8.    The members of the Light of YahwehShua observe the Days of Unleavened Bread.  The leaven is removed by noon of the 14th and we eat unleavened bread for seven days from the 15th to the 21st.  Just as there is a Passover of the Jews, the Days of Unleavened Bread were kept by the Jews to commemorate their release from bondage in Egypt.  However, we observe these days for a different reason.  The bread eaten during this period is known as the bread of affliction.  (Deuteronomy 16:3)
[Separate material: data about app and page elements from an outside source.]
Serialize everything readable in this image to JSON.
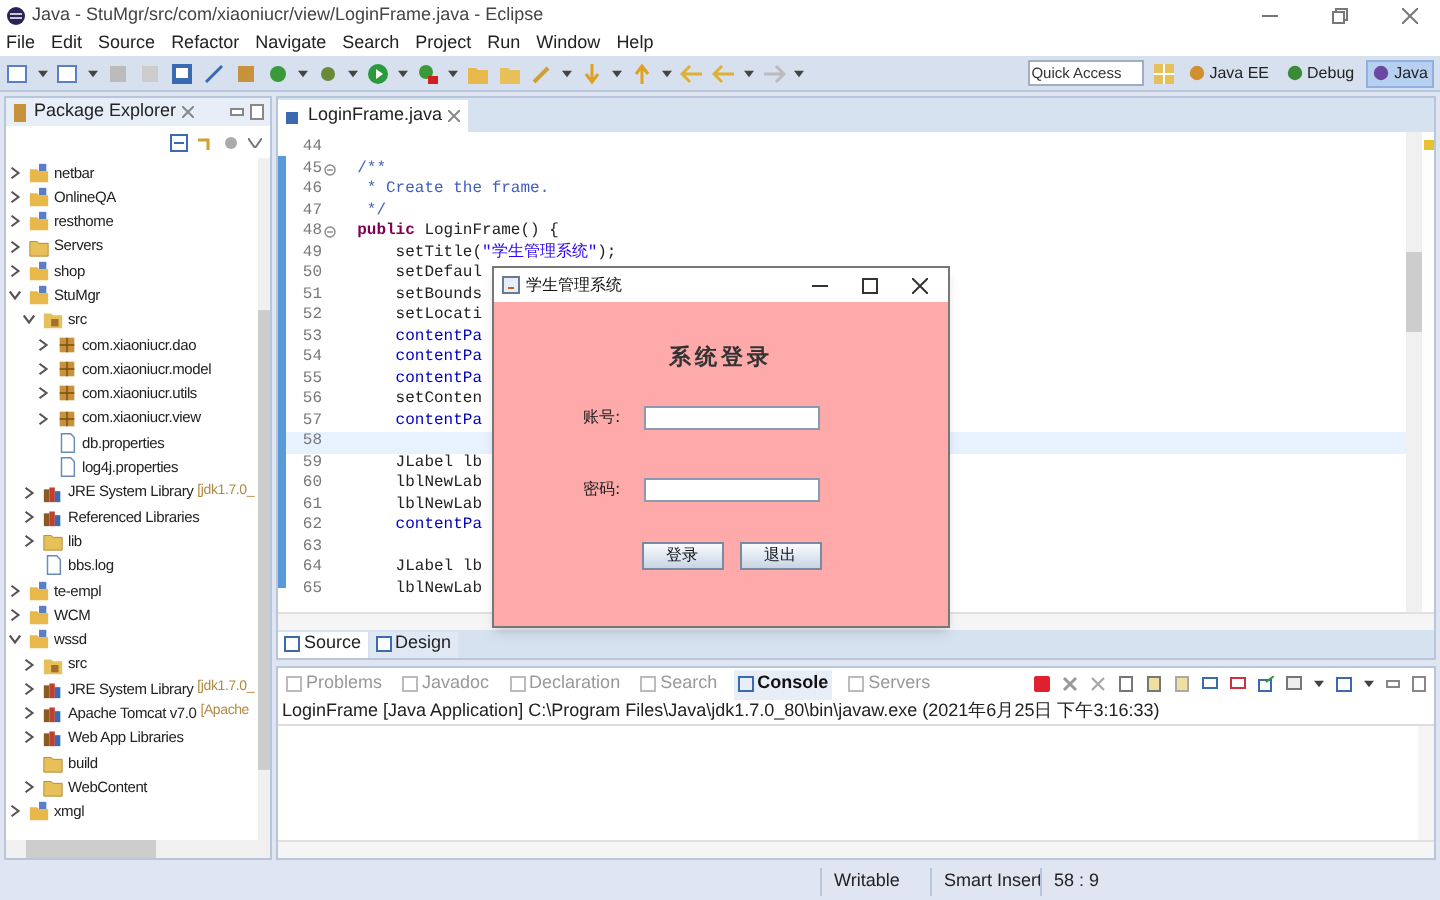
{
  "window": {
    "title": "Java - StuMgr/src/com/xiaoniucr/view/LoginFrame.java - Eclipse"
  },
  "menu": [
    {
      "label": "File"
    },
    {
      "label": "Edit"
    },
    {
      "label": "Source"
    },
    {
      "label": "Refactor"
    },
    {
      "label": "Navigate"
    },
    {
      "label": "Search"
    },
    {
      "label": "Project"
    },
    {
      "label": "Run"
    },
    {
      "label": "Window"
    },
    {
      "label": "Help"
    }
  ],
  "toolbar": {
    "quick_access": "Quick Access",
    "perspectives": [
      {
        "label": "Java EE",
        "selected": false
      },
      {
        "label": "Debug",
        "selected": false
      },
      {
        "label": "Java",
        "selected": true
      }
    ]
  },
  "package_explorer": {
    "title": "Package Explorer",
    "tree": [
      {
        "label": "netbar",
        "kind": "project",
        "expanded": false
      },
      {
        "label": "OnlineQA",
        "kind": "project",
        "expanded": false
      },
      {
        "label": "resthome",
        "kind": "project",
        "expanded": false
      },
      {
        "label": "Servers",
        "kind": "folder",
        "expanded": false
      },
      {
        "label": "shop",
        "kind": "project",
        "expanded": false
      },
      {
        "label": "StuMgr",
        "kind": "project",
        "expanded": true,
        "children": [
          {
            "label": "src",
            "kind": "source",
            "expanded": true,
            "children": [
              {
                "label": "com.xiaoniucr.dao",
                "kind": "package",
                "expanded": false
              },
              {
                "label": "com.xiaoniucr.model",
                "kind": "package",
                "expanded": false
              },
              {
                "label": "com.xiaoniucr.utils",
                "kind": "package",
                "expanded": false
              },
              {
                "label": "com.xiaoniucr.view",
                "kind": "package",
                "expanded": false
              },
              {
                "label": "db.properties",
                "kind": "file"
              },
              {
                "label": "log4j.properties",
                "kind": "file"
              }
            ]
          },
          {
            "label": "JRE System Library",
            "detail": "[jdk1.7.0_",
            "kind": "library",
            "expanded": false
          },
          {
            "label": "Referenced Libraries",
            "kind": "library",
            "expanded": false
          },
          {
            "label": "lib",
            "kind": "folder",
            "expanded": false
          },
          {
            "label": "bbs.log",
            "kind": "file"
          }
        ]
      },
      {
        "label": "te-empl",
        "kind": "project",
        "expanded": false
      },
      {
        "label": "WCM",
        "kind": "project",
        "expanded": false
      },
      {
        "label": "wssd",
        "kind": "project",
        "expanded": true,
        "children": [
          {
            "label": "src",
            "kind": "source",
            "expanded": false
          },
          {
            "label": "JRE System Library",
            "detail": "[jdk1.7.0_",
            "kind": "library",
            "expanded": false
          },
          {
            "label": "Apache Tomcat v7.0",
            "detail": "[Apache",
            "kind": "library",
            "expanded": false
          },
          {
            "label": "Web App Libraries",
            "kind": "library",
            "expanded": false
          },
          {
            "label": "build",
            "kind": "folder"
          },
          {
            "label": "WebContent",
            "kind": "folder",
            "expanded": false
          }
        ]
      },
      {
        "label": "xmgl",
        "kind": "project",
        "expanded": false
      }
    ]
  },
  "editor": {
    "tabs": [
      {
        "label": "LoginFrame.java",
        "selected": true
      }
    ],
    "lines": [
      {
        "number": "44"
      },
      {
        "number": "45",
        "fold": true,
        "segments": [
          {
            "text": "  /**",
            "kind": "comment"
          }
        ]
      },
      {
        "number": "46",
        "segments": [
          {
            "text": "   * Create the frame.",
            "kind": "comment"
          }
        ]
      },
      {
        "number": "47",
        "segments": [
          {
            "text": "   */",
            "kind": "comment"
          }
        ]
      },
      {
        "number": "48",
        "fold": true,
        "segments": [
          {
            "text": "  public",
            "kind": "keyword"
          },
          {
            "text": " LoginFrame() {",
            "kind": "plain"
          }
        ]
      },
      {
        "number": "49",
        "segments": [
          {
            "text": "      setTitle(",
            "kind": "plain"
          },
          {
            "text": "\"学生管理系统\"",
            "kind": "string"
          },
          {
            "text": ");",
            "kind": "plain"
          }
        ]
      },
      {
        "number": "50",
        "segments": [
          {
            "text": "      setDefaul",
            "kind": "plain"
          }
        ]
      },
      {
        "number": "51",
        "segments": [
          {
            "text": "      setBounds",
            "kind": "plain"
          }
        ]
      },
      {
        "number": "52",
        "segments": [
          {
            "text": "      setLocati",
            "kind": "plain"
          }
        ]
      },
      {
        "number": "53",
        "segments": [
          {
            "text": "      contentPa",
            "kind": "field"
          }
        ]
      },
      {
        "number": "54",
        "segments": [
          {
            "text": "      contentPa",
            "kind": "field"
          }
        ]
      },
      {
        "number": "55",
        "segments": [
          {
            "text": "      contentPa",
            "kind": "field"
          }
        ]
      },
      {
        "number": "56",
        "segments": [
          {
            "text": "      setConten",
            "kind": "plain"
          }
        ]
      },
      {
        "number": "57",
        "segments": [
          {
            "text": "      contentPa",
            "kind": "field"
          }
        ]
      },
      {
        "number": "58",
        "current": true
      },
      {
        "number": "59",
        "segments": [
          {
            "text": "      JLabel lb",
            "kind": "plain"
          }
        ]
      },
      {
        "number": "60",
        "segments": [
          {
            "text": "      lblNewLab",
            "kind": "plain"
          }
        ]
      },
      {
        "number": "61",
        "segments": [
          {
            "text": "      lblNewLab",
            "kind": "plain"
          }
        ]
      },
      {
        "number": "62",
        "segments": [
          {
            "text": "      contentPa",
            "kind": "field"
          }
        ]
      },
      {
        "number": "63"
      },
      {
        "number": "64",
        "segments": [
          {
            "text": "      JLabel lb",
            "kind": "plain"
          }
        ]
      },
      {
        "number": "65",
        "segments": [
          {
            "text": "      lblNewLab",
            "kind": "plain"
          }
        ]
      }
    ],
    "bottom_tabs": [
      {
        "label": "Source",
        "selected": true
      },
      {
        "label": "Design",
        "selected": false
      }
    ]
  },
  "dialog": {
    "title": "学生管理系统",
    "heading": "系统登录",
    "fields": [
      {
        "label": "账号:"
      },
      {
        "label": "密码:"
      }
    ],
    "buttons": [
      "登录",
      "退出"
    ]
  },
  "console": {
    "tabs": [
      {
        "label": "Problems",
        "selected": false
      },
      {
        "label": "Javadoc",
        "selected": false
      },
      {
        "label": "Declaration",
        "selected": false
      },
      {
        "label": "Search",
        "selected": false
      },
      {
        "label": "Console",
        "selected": true
      },
      {
        "label": "Servers",
        "selected": false
      }
    ],
    "header": "LoginFrame [Java Application] C:\\Program Files\\Java\\jdk1.7.0_80\\bin\\javaw.exe (2021年6月25日 下午3:16:33)"
  },
  "status_bar": [
    "Writable",
    "Smart Insert",
    "58 : 9"
  ]
}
What does this affliction refer to?  It was the affliction that the Messiah endured during his first marriages.  His first wives, the northern kingdom (Samaria) and the southern Kingdom (Jerusalem/Judah) betrayed Messiah and broke their marriage vows.  (Exodus 19)  They disobeyed the marriage covenant, which was confirmed on Mt. Sinai.  Yahweh (Messiah, or the Son) divorced the northern kingdom, but remained married to the southern kingdom. It was Judah that killed her husband.  With his death, the marriage covenant was terminated.  We of the new covenant have much to learn from the affliction that Messiah endured.  The disobedience of the old covenant can teach us about the dangers of disobedience in the new covenant.  There are serious consequences involved.  Please refer to Hebrews 10:26-27.  We have some important lessons to learn during these days.